1917 / COMPOSER: THOMAS NEWMAN / LABEL: MUSIC ON VINYL / RELEASE DATE: MARCH 13TH
In the liner notes for Thomas Newman's score for his film 1917, director Sam Mendes writes, “This score for 1917 is wonderful. The fruits, I suppose, of 21 years of collaboration.” It's a simple statement, but an apt one, considering that beginning with 1999's American Beauty, composer Newman has worked with director Mendes on seven films. It's been a fruitful collaboration, with Newman receiving numerous Oscar nominations – although no wins, as of yet – along with BAFTA and Grammy victories for these compositions.

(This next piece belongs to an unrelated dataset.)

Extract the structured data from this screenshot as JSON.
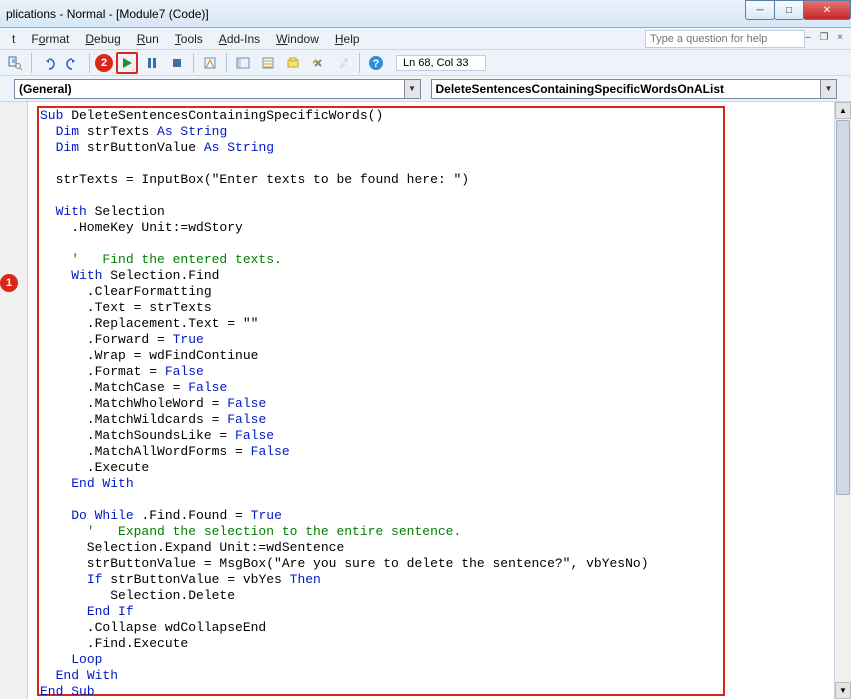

The score to1917 was itself nominated for an Oscar, although it lost to Hildur Guðnadóttir's work on Joker. It's a shame that Newman hasn't yet been rewarded by the Academy of Motion Picture Arts and Sciences, and also that 2019 was such a strong year for his competitors because 1917 is a glorious, fantastic score because the film requires the composer to walk a fine line between meditative contemplation and energetic action.
The score isn't quite presented in chronological order, instead ordered as a collection which more readily complements the flow of an album. This means that the score's absolute highlight, “The Night Window” – which scores the scene in which Schofield finds himself gazing across a devastated town as fires and explosions light everything in the stark outlines of a Man Ray photograph, crossed with the horror of discovering Albrecht Dürer – comes at the beginning of the second side of the first LP, even before the likes of “Tripwire,” which happens far earlier in the film. There's nothing wrong with that piece coming so soon, however, as it's beautifully dreamy, in stark contrast to the horror the solider experiences.
That statement, actually, can be said to be the whole of Newman's score for 1917. The entirety of this music focuses on the beauty of what's going on. With the rare exceptions of the opening pieces “1917” and “Up the Down Trench,” as well as “Sixteen Hundred Men” – all of which soundtrack the film's more emphatically action-oriented scenes – the music never attempts to Mickey Mouse Mendes' film. 1917's score tries to find the hidden truth of every scene, rather than simply relaying back to the viewer what's onscreen.
The At the Movies / Music on Vinyl double vinyl LP release is absolutely fantastic. Pressed on translucent green vinyl, in a limited edition of 2000 copies, it looks and sounds quite vibrant, reproducing the low and high notes perfectly, while also finding a middle balance which doesn't feel muddled. The gatefold sleeve features the scene wherein Schofield comes across another soldier in a stand of trees, singing “Wayfaring Stranger” in a haunting voice, and there are more images from the film in the liner notes, as well. It's really quite gorgeous.
Sadly, the score doesn't feature that song, as performed by actor and singer Jos Slovick, although the singer did manage to release it as a three-song single on Spotify a couple of weeks ago. Its inclusion would have really tied the album together, but one can understand that it might've distracted from Newman's score.